       not long after that night, we were both at an auction. i loved a  portrait painted by John Koch of his mother, which i  didn't think was the kind of painting that would appeal to the "average" buyer... i was uncomfortable bidding, so i would tap my friend Andy and he would raise my paddle.  it soon became apparent that i was competing with one other person; and being an uneasy competitor, i bowed out.  afterward, i was embarrassed to discover that my competitor was Dave himself.... so I lost the painting, and Dave had to pay a lot more!  but i was secretly pleased that HE wanted  it too.         
       Wednesday  evenings before leaving, Dave would always leave us with a few words... one night he said: " if anyone needs me,you can find me in the emergency room" ..., whereupon a groupmate replied: "that's not funny" ... of course the reality was anything BUT funny,  but the STATEMENT was! ... this was Dave ... i will miss his parting little words, and the late night carpool en route to henry street.
       A statement  that stands out for me was said during  Dave's interview for "Portraits of a Lady" : ..."I found a group of artists and built me a Nation." ...  and i was proud to be a citizen.
                                                        admirer, friend, and fellow schmearer,    
                                                                                     irene 1  
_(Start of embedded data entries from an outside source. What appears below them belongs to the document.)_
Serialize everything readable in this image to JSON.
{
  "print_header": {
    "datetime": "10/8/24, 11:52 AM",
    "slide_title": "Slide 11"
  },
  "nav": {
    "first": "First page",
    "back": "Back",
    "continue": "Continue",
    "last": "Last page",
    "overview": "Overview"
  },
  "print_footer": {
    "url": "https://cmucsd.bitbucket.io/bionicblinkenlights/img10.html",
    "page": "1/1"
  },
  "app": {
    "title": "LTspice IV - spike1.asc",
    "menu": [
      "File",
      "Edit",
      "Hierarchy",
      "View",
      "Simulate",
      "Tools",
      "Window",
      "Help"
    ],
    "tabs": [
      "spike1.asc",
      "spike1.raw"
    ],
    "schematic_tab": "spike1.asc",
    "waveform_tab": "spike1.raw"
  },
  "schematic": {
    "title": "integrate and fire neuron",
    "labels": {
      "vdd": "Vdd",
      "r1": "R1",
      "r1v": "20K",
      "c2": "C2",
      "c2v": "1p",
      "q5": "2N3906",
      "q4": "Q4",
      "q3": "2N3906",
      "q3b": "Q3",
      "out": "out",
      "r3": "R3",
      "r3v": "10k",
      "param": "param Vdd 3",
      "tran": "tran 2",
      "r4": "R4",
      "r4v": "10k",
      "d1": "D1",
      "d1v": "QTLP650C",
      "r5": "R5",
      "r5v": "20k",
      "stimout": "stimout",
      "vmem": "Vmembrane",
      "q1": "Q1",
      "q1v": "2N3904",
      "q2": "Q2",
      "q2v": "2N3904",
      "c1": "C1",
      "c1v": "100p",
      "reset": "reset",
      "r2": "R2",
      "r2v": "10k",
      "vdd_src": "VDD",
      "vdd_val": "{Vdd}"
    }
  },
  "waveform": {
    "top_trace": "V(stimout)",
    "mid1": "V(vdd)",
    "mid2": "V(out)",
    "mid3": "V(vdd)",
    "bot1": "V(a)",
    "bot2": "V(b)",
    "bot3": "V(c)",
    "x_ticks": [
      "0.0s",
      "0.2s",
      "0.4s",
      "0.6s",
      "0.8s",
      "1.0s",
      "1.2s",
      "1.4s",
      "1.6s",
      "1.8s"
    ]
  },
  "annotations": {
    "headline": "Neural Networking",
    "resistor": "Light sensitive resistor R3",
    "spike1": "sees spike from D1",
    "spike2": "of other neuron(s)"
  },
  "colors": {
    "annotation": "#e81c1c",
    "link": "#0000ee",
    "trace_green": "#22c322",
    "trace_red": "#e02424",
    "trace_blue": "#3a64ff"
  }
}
Saturday, January 2, 2010

A lightning intuition and a heart to match

A friend who had introduced me to the Painting Group, called  and said: “There’s an opening, do you want to come and paint?.” I arrived that night.  
I knew that the man whose drawing I had admired since my college days was there and I was anxious to meet him. By chance, David was at the door as I approached.He was taking me in as I walked down the corridor. We said hello and he pointed to the studio door. I liked him, I felt.   
At work from the model later, he walked up to my easel and we started to talk. I think I first noticed just how quick his emotions were, how engaging and conversational he was. It was in contrast to his quiet voice. Process, media, drawing, observation. There were actually occasional direct statements about these: they came as surprises, interspersed among observations about palette and brushes, jokes, a model of art history that assumed you knew it, yiddish phrases, asides about politics and a probing for intentions. In the months I knew him, his comments were incredibly apt. Only painters talk this way, and I was feeling grounded. This cultured and gentle, compassionate and funny man had befriended me, and it seemed to me, chuckled a little as his comments lifted the ropes of the ring I was entering.

I realized those conscience-nurturing, penetrating and revelatory, moral images had been drawn by a man with a lightning intuition and a heart to match.

  Michael Monsky